*Aim of the task:*
For the material that follows, state how many lines contain the word "node", and add nothing.

*** Opening of Data for review ***

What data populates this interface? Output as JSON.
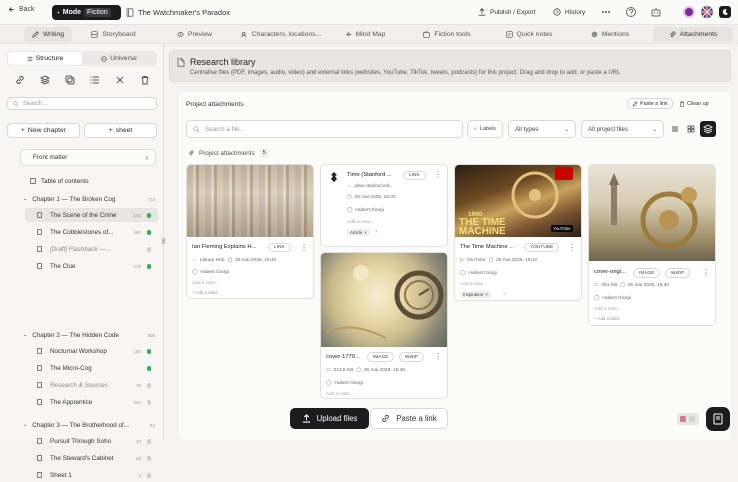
{
  "topbar": {
    "back": "Back",
    "mode_label": "Mode",
    "mode_value": "Fiction",
    "project_title": "The Watchmaker's Paradox",
    "publish": "Publish / Export",
    "history": "History"
  },
  "tabs": [
    "Writing",
    "Storyboard",
    "Preview",
    "Characters, locations...",
    "Mind Map",
    "Fiction tools",
    "Quick notes",
    "Mentions",
    "Attachments"
  ],
  "sidebar": {
    "seg": [
      "Structure",
      "Universe"
    ],
    "search_placeholder": "Search...",
    "new_chapter": "New chapter",
    "sheet": "sheet",
    "front_matter": "Front matter",
    "toc": "Table of contents",
    "ch1": {
      "title": "Chapter 1 — The Broken Cog",
      "count": "713"
    },
    "ch1_items": [
      {
        "label": "The Scene of the Crime",
        "count": "145",
        "color": "#2fb15a"
      },
      {
        "label": "The Cobblestones of...",
        "count": "260",
        "color": "#2fb15a"
      },
      {
        "label": "[Draft] Flashback —...",
        "count": "",
        "color": "#cfcfcf"
      },
      {
        "label": "The Clue",
        "count": "178",
        "color": "#2fb15a"
      }
    ],
    "ch2": {
      "title": "Chapter 2 — The Hidden Code",
      "count": "506"
    },
    "ch2_items": [
      {
        "label": "Nocturnal Workshop",
        "count": "182",
        "color": "#2fb15a"
      },
      {
        "label": "The Micro-Cog",
        "count": "",
        "color": "#2fb15a"
      },
      {
        "label": "Research & Sources",
        "count": "70",
        "color": "#cfcfcf"
      },
      {
        "label": "The Apprentice",
        "count": "234",
        "color": "#cfcfcf"
      }
    ],
    "ch3": {
      "title": "Chapter 3 — The Brotherhood of...",
      "count": "64"
    },
    "ch3_items": [
      {
        "label": "Pursuit Through Soho",
        "count": "24",
        "color": "#cfcfcf"
      },
      {
        "label": "The Steward's Cabinet",
        "count": "38",
        "color": "#cfcfcf"
      },
      {
        "label": "Sheet 1",
        "count": "2",
        "color": "#cfcfcf"
      }
    ]
  },
  "library": {
    "title": "Research library",
    "desc": "Centralise files (PDF, images, audio, video) and external links (websites, YouTube, TikTok, tweets, podcasts) for this project. Drag and drop to add, or paste a URL"
  },
  "panel": {
    "title": "Project attachments",
    "paste_link": "Paste a link",
    "clean_up": "Clean up",
    "search_placeholder": "Search a file...",
    "labels": "Labels",
    "all_types": "All types",
    "all_project_files": "All project files",
    "section": "Project attachments",
    "section_count": "5"
  },
  "cards": [
    {
      "name": "Ian Fleming Explains H...",
      "type": "LINK",
      "meta1": "Library Hub",
      "date": "20 mai 2026, 19:40",
      "author": "Hubert Giorgi",
      "note": "Add a note...",
      "label": "+ Add a label"
    },
    {
      "name": "Time (Stanford ...",
      "type": "LINK",
      "source": "plato.stanford.edu",
      "date": "26 mai 2026, 15:40",
      "author": "Hubert Giorgi",
      "note": "Add a note...",
      "tag": "Article"
    },
    {
      "name": "cover-1779...",
      "type": "IMAGE",
      "fmt": "WebP",
      "size": "213.5 KB",
      "date": "26 mai 2026, 15:40",
      "author": "Hubert Giorgi",
      "note": "Add a note...",
      "label": "+ Add a label"
    },
    {
      "name": "The Time Machine ...",
      "type": "YOUTUBE",
      "meta1": "YouTube",
      "date": "20 mai 2026, 19:42",
      "author": "Hubert Giorgi",
      "note": "Add a note...",
      "tag": "Inspiration",
      "thumb_text": "THE TIME MACHINE",
      "thumb_year": "1960",
      "yt": "YouTube"
    },
    {
      "name": "cover-origi...",
      "type": "IMAGE",
      "fmt": "WebP",
      "size": "251 KB",
      "date": "26 mai 2026, 15:40",
      "author": "Hubert Giorgi",
      "note": "Add a note...",
      "label": "+ Add a label"
    }
  ],
  "bottom": {
    "upload": "Upload files",
    "paste": "Paste a link"
  }
}
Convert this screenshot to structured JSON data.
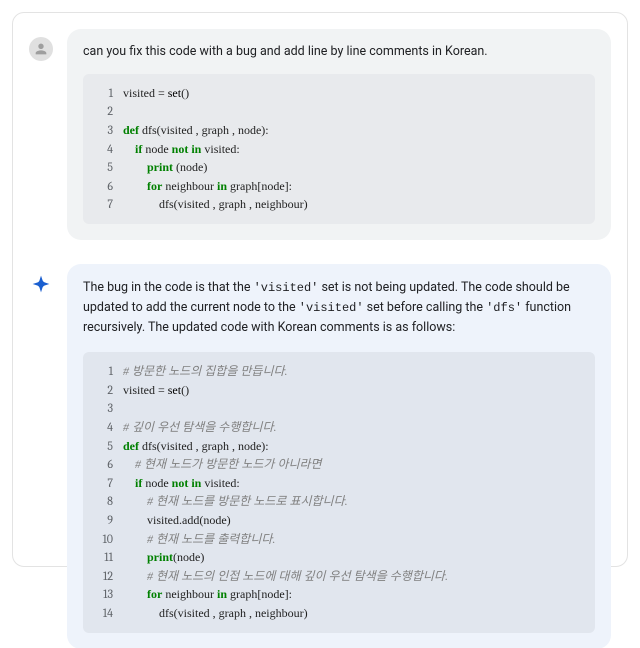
{
  "user": {
    "prompt": "can you fix this code with a bug and add line by line comments in Korean.",
    "code": [
      {
        "n": 1,
        "tokens": [
          [
            "",
            "visited = "
          ],
          [
            "fn",
            "set"
          ],
          [
            "",
            "()"
          ]
        ]
      },
      {
        "n": 2,
        "tokens": [
          [
            "",
            ""
          ]
        ]
      },
      {
        "n": 3,
        "tokens": [
          [
            "kw",
            "def"
          ],
          [
            "",
            " dfs(visited , graph , node):"
          ]
        ]
      },
      {
        "n": 4,
        "tokens": [
          [
            "",
            "    "
          ],
          [
            "kw",
            "if"
          ],
          [
            "",
            " node "
          ],
          [
            "kw",
            "not in"
          ],
          [
            "",
            " visited:"
          ]
        ]
      },
      {
        "n": 5,
        "tokens": [
          [
            "",
            "        "
          ],
          [
            "kw",
            "print"
          ],
          [
            "",
            " (node)"
          ]
        ]
      },
      {
        "n": 6,
        "tokens": [
          [
            "",
            "        "
          ],
          [
            "kw",
            "for"
          ],
          [
            "",
            " neighbour "
          ],
          [
            "kw",
            "in"
          ],
          [
            "",
            " graph[node]:"
          ]
        ]
      },
      {
        "n": 7,
        "tokens": [
          [
            "",
            "            dfs(visited , graph , neighbour)"
          ]
        ]
      }
    ]
  },
  "ai": {
    "resp_a": "The bug in the code is that the ",
    "resp_b": "'visited'",
    "resp_c": " set is not being updated. The code should be updated to add the current node to the ",
    "resp_d": "'visited'",
    "resp_e": " set before calling the ",
    "resp_f": "'dfs'",
    "resp_g": " function recursively. The updated code with Korean comments is as follows:",
    "code": [
      {
        "n": 1,
        "tokens": [
          [
            "cmt",
            "# 방문한 노드의 집합을 만듭니다."
          ]
        ]
      },
      {
        "n": 2,
        "tokens": [
          [
            "",
            "visited = "
          ],
          [
            "fn",
            "set"
          ],
          [
            "",
            "()"
          ]
        ]
      },
      {
        "n": 3,
        "tokens": [
          [
            "",
            ""
          ]
        ]
      },
      {
        "n": 4,
        "tokens": [
          [
            "cmt",
            "# 깊이 우선 탐색을 수행합니다."
          ]
        ]
      },
      {
        "n": 5,
        "tokens": [
          [
            "kw",
            "def"
          ],
          [
            "",
            " dfs(visited , graph , node):"
          ]
        ]
      },
      {
        "n": 6,
        "tokens": [
          [
            "",
            "    "
          ],
          [
            "cmt",
            "# 현재 노드가 방문한 노드가 아니라면"
          ]
        ]
      },
      {
        "n": 7,
        "tokens": [
          [
            "",
            "    "
          ],
          [
            "kw",
            "if"
          ],
          [
            "",
            " node "
          ],
          [
            "kw",
            "not in"
          ],
          [
            "",
            " visited:"
          ]
        ]
      },
      {
        "n": 8,
        "tokens": [
          [
            "",
            "        "
          ],
          [
            "cmt",
            "# 현재 노드를 방문한 노드로 표시합니다."
          ]
        ]
      },
      {
        "n": 9,
        "tokens": [
          [
            "",
            "        visited.add(node)"
          ]
        ]
      },
      {
        "n": 10,
        "tokens": [
          [
            "",
            "        "
          ],
          [
            "cmt",
            "# 현재 노드를 출력합니다."
          ]
        ]
      },
      {
        "n": 11,
        "tokens": [
          [
            "",
            "        "
          ],
          [
            "kw",
            "print"
          ],
          [
            "",
            "(node)"
          ]
        ]
      },
      {
        "n": 12,
        "tokens": [
          [
            "",
            "        "
          ],
          [
            "cmt",
            "# 현재 노드의 인접 노드에 대해 깊이 우선 탐색을 수행합니다."
          ]
        ]
      },
      {
        "n": 13,
        "tokens": [
          [
            "",
            "        "
          ],
          [
            "kw",
            "for"
          ],
          [
            "",
            " neighbour "
          ],
          [
            "kw",
            "in"
          ],
          [
            "",
            " graph[node]:"
          ]
        ]
      },
      {
        "n": 14,
        "tokens": [
          [
            "",
            "            dfs(visited , graph , neighbour)"
          ]
        ]
      }
    ]
  }
}
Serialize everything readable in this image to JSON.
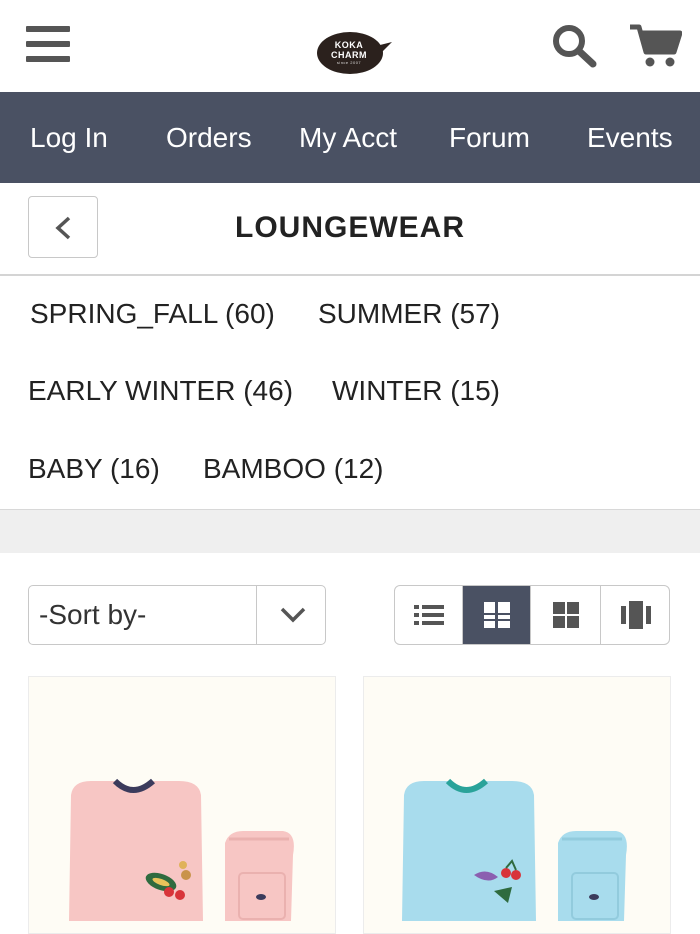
{
  "header": {
    "menu_icon": "hamburger-menu-icon",
    "logo": {
      "line1": "KOKA",
      "line2": "CHARM",
      "tagline": "since 2007"
    },
    "search_icon": "search-icon",
    "cart_icon": "cart-icon"
  },
  "nav": {
    "items": [
      {
        "label": "Log In"
      },
      {
        "label": "Orders"
      },
      {
        "label": "My Acct"
      },
      {
        "label": "Forum"
      },
      {
        "label": "Events"
      }
    ]
  },
  "page": {
    "back_icon": "chevron-left-icon",
    "title": "LOUNGEWEAR"
  },
  "categories": [
    {
      "label": "SPRING_FALL (60)"
    },
    {
      "label": "SUMMER (57)"
    },
    {
      "label": "EARLY WINTER (46)"
    },
    {
      "label": "WINTER (15)"
    },
    {
      "label": "BABY (16)"
    },
    {
      "label": "BAMBOO (12)"
    }
  ],
  "sort": {
    "value": "-Sort by-",
    "icon": "chevron-down-icon"
  },
  "view_modes": [
    {
      "icon": "list-view-icon",
      "active": false
    },
    {
      "icon": "large-grid-view-icon",
      "active": true
    },
    {
      "icon": "small-grid-view-icon",
      "active": false
    },
    {
      "icon": "carousel-view-icon",
      "active": false
    }
  ],
  "colors": {
    "nav_bg": "#4a5163",
    "active_view_bg": "#4a5163",
    "product1_garment": "#f7c6c4",
    "product2_garment": "#a8dced"
  },
  "products": [
    {
      "image": "pink loungewear set with cherry applique"
    },
    {
      "image": "light blue loungewear set with cherry applique"
    }
  ]
}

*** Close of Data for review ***

*Answer for this exercise:*
10